The botanical definition of an heirloom tomato is simply any open-pollinated variety, as opposed to a hybrid variety of tomato. That is, pollinating the flower with pollen from a plant of the same variety makes fruit containing seeds that will reproduce the tomato, true to type. Growers can save seed from their crop and sow again in following years. The seeds can be passed down so they become ‘heirlooms’, a prized variety from the past still popular today.
And perhaps this is the "social" definition of an heirloom tomato: an open-pollinated variety that has been kept in a family or achieved a measure of local or regional fame. Many heirloom types are immigrants--cherished varieties that can be specifically tied to a group of people and were brought to America by early settlers.

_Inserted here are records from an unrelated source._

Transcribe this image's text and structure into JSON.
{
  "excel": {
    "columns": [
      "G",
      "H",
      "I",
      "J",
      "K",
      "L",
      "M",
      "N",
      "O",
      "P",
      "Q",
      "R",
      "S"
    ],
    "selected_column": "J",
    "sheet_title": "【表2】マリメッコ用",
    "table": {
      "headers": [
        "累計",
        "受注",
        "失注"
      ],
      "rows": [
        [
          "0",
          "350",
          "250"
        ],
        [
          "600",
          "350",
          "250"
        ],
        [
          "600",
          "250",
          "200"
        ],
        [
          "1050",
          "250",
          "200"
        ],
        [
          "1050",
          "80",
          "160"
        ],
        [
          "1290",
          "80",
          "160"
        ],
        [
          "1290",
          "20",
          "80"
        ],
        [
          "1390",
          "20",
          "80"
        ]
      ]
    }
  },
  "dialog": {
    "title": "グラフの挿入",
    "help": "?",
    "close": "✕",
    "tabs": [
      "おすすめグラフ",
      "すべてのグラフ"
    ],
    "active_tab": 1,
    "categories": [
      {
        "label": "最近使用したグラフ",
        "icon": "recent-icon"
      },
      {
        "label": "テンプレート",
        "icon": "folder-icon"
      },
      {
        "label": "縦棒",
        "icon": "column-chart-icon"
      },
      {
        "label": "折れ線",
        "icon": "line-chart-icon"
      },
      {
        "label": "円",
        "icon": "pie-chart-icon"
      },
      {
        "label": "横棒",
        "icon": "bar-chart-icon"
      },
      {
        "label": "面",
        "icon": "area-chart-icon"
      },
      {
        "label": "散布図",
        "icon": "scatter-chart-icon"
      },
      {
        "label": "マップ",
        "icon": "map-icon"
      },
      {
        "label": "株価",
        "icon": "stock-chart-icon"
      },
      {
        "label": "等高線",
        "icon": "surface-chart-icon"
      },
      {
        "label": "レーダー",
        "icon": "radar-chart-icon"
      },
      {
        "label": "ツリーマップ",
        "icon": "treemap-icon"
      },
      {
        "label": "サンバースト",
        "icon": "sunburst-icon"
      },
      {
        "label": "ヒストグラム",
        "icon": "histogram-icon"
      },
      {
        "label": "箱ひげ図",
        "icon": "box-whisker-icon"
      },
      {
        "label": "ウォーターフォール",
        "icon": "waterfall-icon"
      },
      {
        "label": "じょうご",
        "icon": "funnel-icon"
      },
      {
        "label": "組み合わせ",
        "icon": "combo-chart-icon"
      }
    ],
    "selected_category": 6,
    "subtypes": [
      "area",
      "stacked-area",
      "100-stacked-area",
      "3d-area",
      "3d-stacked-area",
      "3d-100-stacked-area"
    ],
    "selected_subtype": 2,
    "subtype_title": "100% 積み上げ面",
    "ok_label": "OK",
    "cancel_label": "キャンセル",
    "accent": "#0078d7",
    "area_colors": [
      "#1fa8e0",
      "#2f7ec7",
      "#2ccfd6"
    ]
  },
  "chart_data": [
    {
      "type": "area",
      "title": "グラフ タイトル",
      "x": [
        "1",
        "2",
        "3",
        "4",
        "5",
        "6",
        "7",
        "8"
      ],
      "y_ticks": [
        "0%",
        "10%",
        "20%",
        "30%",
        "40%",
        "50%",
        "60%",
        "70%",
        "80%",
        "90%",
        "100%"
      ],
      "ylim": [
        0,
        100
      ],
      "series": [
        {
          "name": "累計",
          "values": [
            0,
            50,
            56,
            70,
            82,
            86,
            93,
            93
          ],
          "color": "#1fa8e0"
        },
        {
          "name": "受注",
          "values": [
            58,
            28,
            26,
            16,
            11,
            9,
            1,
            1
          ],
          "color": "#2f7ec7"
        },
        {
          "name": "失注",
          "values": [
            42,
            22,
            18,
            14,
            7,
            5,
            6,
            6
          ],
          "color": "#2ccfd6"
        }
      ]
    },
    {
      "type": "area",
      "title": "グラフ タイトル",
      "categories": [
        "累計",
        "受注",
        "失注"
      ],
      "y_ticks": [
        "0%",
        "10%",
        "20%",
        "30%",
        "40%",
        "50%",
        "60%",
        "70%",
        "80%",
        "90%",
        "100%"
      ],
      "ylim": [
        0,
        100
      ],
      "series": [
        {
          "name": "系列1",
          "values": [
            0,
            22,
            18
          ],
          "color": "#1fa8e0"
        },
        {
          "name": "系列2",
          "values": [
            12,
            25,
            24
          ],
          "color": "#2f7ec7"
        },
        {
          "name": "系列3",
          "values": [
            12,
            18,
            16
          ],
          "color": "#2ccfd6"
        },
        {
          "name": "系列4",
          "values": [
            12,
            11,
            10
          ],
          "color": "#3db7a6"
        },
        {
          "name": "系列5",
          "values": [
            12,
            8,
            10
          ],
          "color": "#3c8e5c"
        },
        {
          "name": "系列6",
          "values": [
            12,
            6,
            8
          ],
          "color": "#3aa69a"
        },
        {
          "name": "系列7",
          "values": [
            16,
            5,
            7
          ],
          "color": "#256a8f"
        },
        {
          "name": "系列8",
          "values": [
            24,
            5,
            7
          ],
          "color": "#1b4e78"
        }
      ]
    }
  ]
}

The preservation of these seeds was not due to sentimentality, but because these were time-tested varieties bearing an implicit seal of approval. Heirlooms represent, quite literally, the interwoven fabric of both natural and human history. It's pretty fascinating
And the economic definition of an heirloom is simply any open-pollinated tomato that has the characteristic exciting stripes, colors, irregular shapes and strong flavors we associate with "heirloom tomatoes" -- regardless of historical lineage. Many people today still breed new open-pollinated varieties. Some the ones I grow were created recently (check out Wild Boar Farms), while others are perhaps 100 years old.
I buy grafted tomato transplants, and when the grafter ordered seeds for what she thought was a strain of the classic "brandywine" she unknowingly bought seeds for an unrelated plain red tomato--we were both surprised. This red tomato is in fact an heirloom by the cultural definition, but has little value because it is red like a regular tomato. I suppose it doesn't meet the "aesthetic" definition either. And while we're at it, yes, there are hybrid varieties that have the heirloom tomato "look" but are actually botanical hybrids.
So in the end, the idea of an "Heirloom Tomato" might seem perfectly clear only until we actually know something about it -- kind of like a lot of things in the world, perhaps!